About this exercise »
Each record below should be printed exactly as it was written.

Source data »
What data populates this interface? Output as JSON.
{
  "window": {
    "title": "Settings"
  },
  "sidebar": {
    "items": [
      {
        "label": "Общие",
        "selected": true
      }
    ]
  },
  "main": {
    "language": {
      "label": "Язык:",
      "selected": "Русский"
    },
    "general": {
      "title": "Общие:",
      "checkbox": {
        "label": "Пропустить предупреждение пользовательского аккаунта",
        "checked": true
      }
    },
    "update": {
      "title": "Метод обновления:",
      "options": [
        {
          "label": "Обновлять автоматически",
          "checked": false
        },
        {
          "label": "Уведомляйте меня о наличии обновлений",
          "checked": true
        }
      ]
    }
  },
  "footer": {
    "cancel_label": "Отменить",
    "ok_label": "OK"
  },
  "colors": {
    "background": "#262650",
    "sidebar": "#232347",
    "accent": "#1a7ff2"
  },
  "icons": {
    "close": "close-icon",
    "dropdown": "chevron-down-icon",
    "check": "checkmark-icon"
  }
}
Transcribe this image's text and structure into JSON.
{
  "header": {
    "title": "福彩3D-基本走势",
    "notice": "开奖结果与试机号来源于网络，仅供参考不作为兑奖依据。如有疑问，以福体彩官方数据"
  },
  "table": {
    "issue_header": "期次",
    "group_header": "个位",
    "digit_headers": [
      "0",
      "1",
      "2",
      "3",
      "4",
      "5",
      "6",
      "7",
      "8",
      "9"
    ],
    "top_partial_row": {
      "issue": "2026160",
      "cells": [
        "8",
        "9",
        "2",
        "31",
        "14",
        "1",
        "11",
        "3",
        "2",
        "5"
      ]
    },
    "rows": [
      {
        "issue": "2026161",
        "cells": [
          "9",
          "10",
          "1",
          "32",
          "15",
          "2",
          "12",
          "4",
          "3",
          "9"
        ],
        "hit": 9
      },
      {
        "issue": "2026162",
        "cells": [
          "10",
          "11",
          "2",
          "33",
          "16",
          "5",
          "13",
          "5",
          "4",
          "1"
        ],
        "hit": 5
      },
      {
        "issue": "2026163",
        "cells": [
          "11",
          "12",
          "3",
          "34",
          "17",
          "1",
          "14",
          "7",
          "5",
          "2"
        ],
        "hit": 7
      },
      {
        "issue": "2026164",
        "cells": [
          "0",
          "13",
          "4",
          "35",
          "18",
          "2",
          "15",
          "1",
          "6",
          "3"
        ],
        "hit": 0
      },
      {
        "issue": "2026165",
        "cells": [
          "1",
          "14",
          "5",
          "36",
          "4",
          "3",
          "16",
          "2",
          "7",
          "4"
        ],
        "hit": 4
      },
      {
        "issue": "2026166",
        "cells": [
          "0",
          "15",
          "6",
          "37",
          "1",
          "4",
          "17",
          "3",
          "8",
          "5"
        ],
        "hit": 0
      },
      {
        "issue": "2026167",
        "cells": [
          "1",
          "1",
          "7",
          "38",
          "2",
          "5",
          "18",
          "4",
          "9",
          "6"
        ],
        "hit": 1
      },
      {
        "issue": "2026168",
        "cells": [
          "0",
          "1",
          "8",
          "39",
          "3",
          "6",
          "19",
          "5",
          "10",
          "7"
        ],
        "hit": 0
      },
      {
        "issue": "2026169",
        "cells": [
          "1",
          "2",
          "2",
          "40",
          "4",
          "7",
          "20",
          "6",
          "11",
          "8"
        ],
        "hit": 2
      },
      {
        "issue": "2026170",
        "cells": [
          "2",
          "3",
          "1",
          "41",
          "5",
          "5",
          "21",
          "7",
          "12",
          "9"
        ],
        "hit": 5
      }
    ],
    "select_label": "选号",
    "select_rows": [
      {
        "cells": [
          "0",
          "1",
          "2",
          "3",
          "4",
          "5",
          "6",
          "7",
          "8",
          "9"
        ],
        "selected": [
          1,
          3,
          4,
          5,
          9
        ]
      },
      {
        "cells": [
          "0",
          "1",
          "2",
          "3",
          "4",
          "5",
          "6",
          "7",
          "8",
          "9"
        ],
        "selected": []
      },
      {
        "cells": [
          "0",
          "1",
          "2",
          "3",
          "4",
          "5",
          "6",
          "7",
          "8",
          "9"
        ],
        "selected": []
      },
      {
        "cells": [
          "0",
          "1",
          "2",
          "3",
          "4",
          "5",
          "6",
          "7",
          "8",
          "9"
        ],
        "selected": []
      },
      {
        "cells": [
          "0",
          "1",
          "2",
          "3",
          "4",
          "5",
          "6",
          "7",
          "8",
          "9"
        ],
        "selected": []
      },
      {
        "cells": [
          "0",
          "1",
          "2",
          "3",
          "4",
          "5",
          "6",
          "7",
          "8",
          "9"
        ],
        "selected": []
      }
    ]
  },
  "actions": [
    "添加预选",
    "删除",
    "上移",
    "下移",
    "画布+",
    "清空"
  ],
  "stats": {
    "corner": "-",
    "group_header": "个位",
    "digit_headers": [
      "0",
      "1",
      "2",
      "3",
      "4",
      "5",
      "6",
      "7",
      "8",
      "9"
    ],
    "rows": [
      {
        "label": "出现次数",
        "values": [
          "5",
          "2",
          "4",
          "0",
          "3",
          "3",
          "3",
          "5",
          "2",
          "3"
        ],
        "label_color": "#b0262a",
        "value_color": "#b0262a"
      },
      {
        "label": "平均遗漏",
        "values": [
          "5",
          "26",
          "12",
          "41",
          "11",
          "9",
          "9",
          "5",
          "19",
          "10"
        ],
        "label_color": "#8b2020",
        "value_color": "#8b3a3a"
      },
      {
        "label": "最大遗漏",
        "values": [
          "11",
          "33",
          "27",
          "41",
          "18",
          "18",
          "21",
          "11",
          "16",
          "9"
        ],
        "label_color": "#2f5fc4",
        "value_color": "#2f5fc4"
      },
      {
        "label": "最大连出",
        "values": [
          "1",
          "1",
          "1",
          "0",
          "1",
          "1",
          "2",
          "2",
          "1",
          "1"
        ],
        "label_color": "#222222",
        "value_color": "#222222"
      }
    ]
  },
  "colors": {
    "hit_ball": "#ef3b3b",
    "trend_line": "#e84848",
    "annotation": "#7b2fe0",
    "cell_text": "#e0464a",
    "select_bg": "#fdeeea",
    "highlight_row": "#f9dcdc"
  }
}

Answer space »
What data populates this interface? Output as JSON.
{
  "window": {
    "title": "Settings"
  },
  "sidebar": {
    "items": [
      {
        "label": "Общие",
        "selected": true
      }
    ]
  },
  "main": {
    "language": {
      "label": "Язык:",
      "selected": "Русский"
    },
    "general": {
      "title": "Общие:",
      "checkbox": {
        "label": "Пропустить предупреждение пользовательского аккаунта",
        "checked": true
      }
    },
    "update": {
      "title": "Метод обновления:",
      "options": [
        {
          "label": "Обновлять автоматически",
          "checked": false
        },
        {
          "label": "Уведомляйте меня о наличии обновлений",
          "checked": true
        }
      ]
    }
  },
  "footer": {
    "cancel_label": "Отменить",
    "ok_label": "OK"
  },
  "colors": {
    "background": "#262650",
    "sidebar": "#232347",
    "accent": "#1a7ff2"
  },
  "icons": {
    "close": "close-icon",
    "dropdown": "chevron-down-icon",
    "check": "checkmark-icon"
  }
}
Transcribe this image's text and structure into JSON.
{
  "header": {
    "title": "福彩3D-基本走势",
    "notice": "开奖结果与试机号来源于网络，仅供参考不作为兑奖依据。如有疑问，以福体彩官方数据"
  },
  "table": {
    "issue_header": "期次",
    "group_header": "个位",
    "digit_headers": [
      "0",
      "1",
      "2",
      "3",
      "4",
      "5",
      "6",
      "7",
      "8",
      "9"
    ],
    "top_partial_row": {
      "issue": "2026160",
      "cells": [
        "8",
        "9",
        "2",
        "31",
        "14",
        "1",
        "11",
        "3",
        "2",
        "5"
      ]
    },
    "rows": [
      {
        "issue": "2026161",
        "cells": [
          "9",
          "10",
          "1",
          "32",
          "15",
          "2",
          "12",
          "4",
          "3",
          "9"
        ],
        "hit": 9
      },
      {
        "issue": "2026162",
        "cells": [
          "10",
          "11",
          "2",
          "33",
          "16",
          "5",
          "13",
          "5",
          "4",
          "1"
        ],
        "hit": 5
      },
      {
        "issue": "2026163",
        "cells": [
          "11",
          "12",
          "3",
          "34",
          "17",
          "1",
          "14",
          "7",
          "5",
          "2"
        ],
        "hit": 7
      },
      {
        "issue": "2026164",
        "cells": [
          "0",
          "13",
          "4",
          "35",
          "18",
          "2",
          "15",
          "1",
          "6",
          "3"
        ],
        "hit": 0
      },
      {
        "issue": "2026165",
        "cells": [
          "1",
          "14",
          "5",
          "36",
          "4",
          "3",
          "16",
          "2",
          "7",
          "4"
        ],
        "hit": 4
      },
      {
        "issue": "2026166",
        "cells": [
          "0",
          "15",
          "6",
          "37",
          "1",
          "4",
          "17",
          "3",
          "8",
          "5"
        ],
        "hit": 0
      },
      {
        "issue": "2026167",
        "cells": [
          "1",
          "1",
          "7",
          "38",
          "2",
          "5",
          "18",
          "4",
          "9",
          "6"
        ],
        "hit": 1
      },
      {
        "issue": "2026168",
        "cells": [
          "0",
          "1",
          "8",
          "39",
          "3",
          "6",
          "19",
          "5",
          "10",
          "7"
        ],
        "hit": 0
      },
      {
        "issue": "2026169",
        "cells": [
          "1",
          "2",
          "2",
          "40",
          "4",
          "7",
          "20",
          "6",
          "11",
          "8"
        ],
        "hit": 2
      },
      {
        "issue": "2026170",
        "cells": [
          "2",
          "3",
          "1",
          "41",
          "5",
          "5",
          "21",
          "7",
          "12",
          "9"
        ],
        "hit": 5
      }
    ],
    "select_label": "选号",
    "select_rows": [
      {
        "cells": [
          "0",
          "1",
          "2",
          "3",
          "4",
          "5",
          "6",
          "7",
          "8",
          "9"
        ],
        "selected": [
          1,
          3,
          4,
          5,
          9
        ]
      },
      {
        "cells": [
          "0",
          "1",
          "2",
          "3",
          "4",
          "5",
          "6",
          "7",
          "8",
          "9"
        ],
        "selected": []
      },
      {
        "cells": [
          "0",
          "1",
          "2",
          "3",
          "4",
          "5",
          "6",
          "7",
          "8",
          "9"
        ],
        "selected": []
      },
      {
        "cells": [
          "0",
          "1",
          "2",
          "3",
          "4",
          "5",
          "6",
          "7",
          "8",
          "9"
        ],
        "selected": []
      },
      {
        "cells": [
          "0",
          "1",
          "2",
          "3",
          "4",
          "5",
          "6",
          "7",
          "8",
          "9"
        ],
        "selected": []
      },
      {
        "cells": [
          "0",
          "1",
          "2",
          "3",
          "4",
          "5",
          "6",
          "7",
          "8",
          "9"
        ],
        "selected": []
      }
    ]
  },
  "actions": [
    "添加预选",
    "删除",
    "上移",
    "下移",
    "画布+",
    "清空"
  ],
  "stats": {
    "corner": "-",
    "group_header": "个位",
    "digit_headers": [
      "0",
      "1",
      "2",
      "3",
      "4",
      "5",
      "6",
      "7",
      "8",
      "9"
    ],
    "rows": [
      {
        "label": "出现次数",
        "values": [
          "5",
          "2",
          "4",
          "0",
          "3",
          "3",
          "3",
          "5",
          "2",
          "3"
        ],
        "label_color": "#b0262a",
        "value_color": "#b0262a"
      },
      {
        "label": "平均遗漏",
        "values": [
          "5",
          "26",
          "12",
          "41",
          "11",
          "9",
          "9",
          "5",
          "19",
          "10"
        ],
        "label_color": "#8b2020",
        "value_color": "#8b3a3a"
      },
      {
        "label": "最大遗漏",
        "values": [
          "11",
          "33",
          "27",
          "41",
          "18",
          "18",
          "21",
          "11",
          "16",
          "9"
        ],
        "label_color": "#2f5fc4",
        "value_color": "#2f5fc4"
      },
      {
        "label": "最大连出",
        "values": [
          "1",
          "1",
          "1",
          "0",
          "1",
          "1",
          "2",
          "2",
          "1",
          "1"
        ],
        "label_color": "#222222",
        "value_color": "#222222"
      }
    ]
  },
  "colors": {
    "hit_ball": "#ef3b3b",
    "trend_line": "#e84848",
    "annotation": "#7b2fe0",
    "cell_text": "#e0464a",
    "select_bg": "#fdeeea",
    "highlight_row": "#f9dcdc"
  }
}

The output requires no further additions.